Project Abroad Walks With Orphans
PROJECTS ABROAD, a UK-based youth volunteer organization, over the weekend, organized a health walk for inmates of the Osu Children's Home in Accra.
The exercise which started about 6:00am saw foreign youth volunteers walking from Pig Farm through some principal streets of Accra to the Osu Children's Home.
The second health walk organized by Projects Abroad was meant to inculcate the habit of exercising in the children to help improve their overall health and reduce hospital bills in the long run.
Tom Davis, Country Director for Projects Abroad told journalists during the event that what informed the organization's decision to hold the health walk are the findings from research conducted by Projects Abroad about healthy living.
The study revealed that regular basic exercises help to reduce the high medical bills patients often pay when they visit the hospital as it keeps them healthy and active.
'We did a study and found out that people are complaining about medical bills but when extra exercise is put in, their health status improves and in turn reduces medical bills,' Davis stated.
He explained that the organization has consequently decided to form a keep fit club at the orphanage so the children could get routine exercises which will help keep them active and healthy.
'From today, we are going to work on the keep fit club to make sure that the kids are very fit so they can go about their normal duties effectively,' he observed.
Davis said in order for the initiative to be sustained, Projects Abroad has donated some sporting equipment to the orphanage and helped to revamp its playing field.
'We have made donations of basketballs, volleyballs and table tennis equipment and we are now looking forward to forming a football team,' he said.
Sharon Abbey, Head of Osu Children's Home, expressed joy at the efforts of Projects Abroad towards healthy living for children.
'The children have a daily routine of getting up, doing their house chores, eating and going to school so there is little time left for such exercises which will help improve their health status.
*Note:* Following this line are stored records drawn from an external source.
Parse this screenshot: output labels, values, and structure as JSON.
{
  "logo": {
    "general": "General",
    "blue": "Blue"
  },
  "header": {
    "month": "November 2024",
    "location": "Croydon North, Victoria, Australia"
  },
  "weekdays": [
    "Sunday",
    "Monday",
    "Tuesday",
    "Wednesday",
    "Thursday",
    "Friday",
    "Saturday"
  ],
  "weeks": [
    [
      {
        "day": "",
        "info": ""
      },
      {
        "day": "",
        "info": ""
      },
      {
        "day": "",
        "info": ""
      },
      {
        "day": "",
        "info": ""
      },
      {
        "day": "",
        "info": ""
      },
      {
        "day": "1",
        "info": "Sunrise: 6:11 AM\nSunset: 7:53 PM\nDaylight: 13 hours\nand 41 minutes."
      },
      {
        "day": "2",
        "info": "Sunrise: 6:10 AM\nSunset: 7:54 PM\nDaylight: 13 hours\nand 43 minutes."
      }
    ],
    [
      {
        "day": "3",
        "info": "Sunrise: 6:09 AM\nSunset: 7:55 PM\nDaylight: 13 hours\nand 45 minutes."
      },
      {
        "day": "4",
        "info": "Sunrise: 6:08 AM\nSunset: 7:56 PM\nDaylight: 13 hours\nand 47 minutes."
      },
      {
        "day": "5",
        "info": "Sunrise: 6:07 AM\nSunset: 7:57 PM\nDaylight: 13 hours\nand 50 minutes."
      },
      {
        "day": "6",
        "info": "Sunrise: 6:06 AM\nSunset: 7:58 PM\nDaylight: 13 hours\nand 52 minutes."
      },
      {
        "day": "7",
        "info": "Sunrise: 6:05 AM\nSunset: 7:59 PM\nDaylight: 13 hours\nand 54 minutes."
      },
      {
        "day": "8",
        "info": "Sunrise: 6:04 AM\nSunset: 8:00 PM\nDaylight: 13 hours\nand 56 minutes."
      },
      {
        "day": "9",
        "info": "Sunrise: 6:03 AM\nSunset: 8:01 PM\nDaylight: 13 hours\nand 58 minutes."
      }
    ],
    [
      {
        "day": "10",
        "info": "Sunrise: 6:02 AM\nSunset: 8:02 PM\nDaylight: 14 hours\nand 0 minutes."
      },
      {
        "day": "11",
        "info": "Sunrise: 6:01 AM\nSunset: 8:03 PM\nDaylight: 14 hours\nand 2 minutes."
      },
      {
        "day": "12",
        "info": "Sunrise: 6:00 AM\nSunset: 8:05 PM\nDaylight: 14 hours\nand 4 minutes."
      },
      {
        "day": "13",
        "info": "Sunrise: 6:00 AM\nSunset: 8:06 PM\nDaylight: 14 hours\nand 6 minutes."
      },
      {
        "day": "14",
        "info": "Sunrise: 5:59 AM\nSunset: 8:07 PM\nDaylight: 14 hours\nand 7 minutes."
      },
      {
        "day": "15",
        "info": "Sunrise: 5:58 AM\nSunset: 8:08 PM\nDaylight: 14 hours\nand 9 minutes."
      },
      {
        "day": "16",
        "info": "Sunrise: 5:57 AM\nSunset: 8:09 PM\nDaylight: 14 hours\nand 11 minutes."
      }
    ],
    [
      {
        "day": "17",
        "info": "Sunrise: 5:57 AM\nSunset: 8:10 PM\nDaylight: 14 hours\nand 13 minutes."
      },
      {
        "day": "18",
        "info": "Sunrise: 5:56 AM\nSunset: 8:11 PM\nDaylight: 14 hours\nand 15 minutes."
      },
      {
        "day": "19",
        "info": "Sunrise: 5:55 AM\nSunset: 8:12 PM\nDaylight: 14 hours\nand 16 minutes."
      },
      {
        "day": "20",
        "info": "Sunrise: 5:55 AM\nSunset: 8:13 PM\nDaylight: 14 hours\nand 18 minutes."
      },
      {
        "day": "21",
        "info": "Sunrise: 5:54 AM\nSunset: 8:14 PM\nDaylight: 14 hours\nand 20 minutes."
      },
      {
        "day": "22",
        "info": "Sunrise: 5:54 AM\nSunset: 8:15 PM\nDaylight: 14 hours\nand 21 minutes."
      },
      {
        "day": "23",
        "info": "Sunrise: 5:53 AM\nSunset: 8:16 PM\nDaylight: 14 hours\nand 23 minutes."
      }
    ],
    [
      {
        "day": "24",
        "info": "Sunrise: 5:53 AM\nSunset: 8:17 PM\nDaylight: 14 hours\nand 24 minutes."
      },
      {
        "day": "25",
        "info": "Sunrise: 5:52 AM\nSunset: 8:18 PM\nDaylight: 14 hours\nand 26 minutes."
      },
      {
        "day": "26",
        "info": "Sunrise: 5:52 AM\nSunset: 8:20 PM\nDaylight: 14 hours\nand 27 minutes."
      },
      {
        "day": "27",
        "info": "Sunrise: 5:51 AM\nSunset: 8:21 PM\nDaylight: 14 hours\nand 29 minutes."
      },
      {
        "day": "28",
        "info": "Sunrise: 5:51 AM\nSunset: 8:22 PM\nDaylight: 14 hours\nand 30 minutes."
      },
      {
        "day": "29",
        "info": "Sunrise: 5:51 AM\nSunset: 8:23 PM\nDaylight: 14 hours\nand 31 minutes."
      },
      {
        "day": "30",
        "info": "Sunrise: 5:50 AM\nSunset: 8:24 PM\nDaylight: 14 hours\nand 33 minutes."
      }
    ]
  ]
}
We are therefore grateful for this event and it puts us all on our toes including the staff,' she said.
'Since the first exercise event was held we have had less cases of illness being reported and the children's attitudes have changed. They respond more actively to duties.'
By Jamila Akweley okertchiri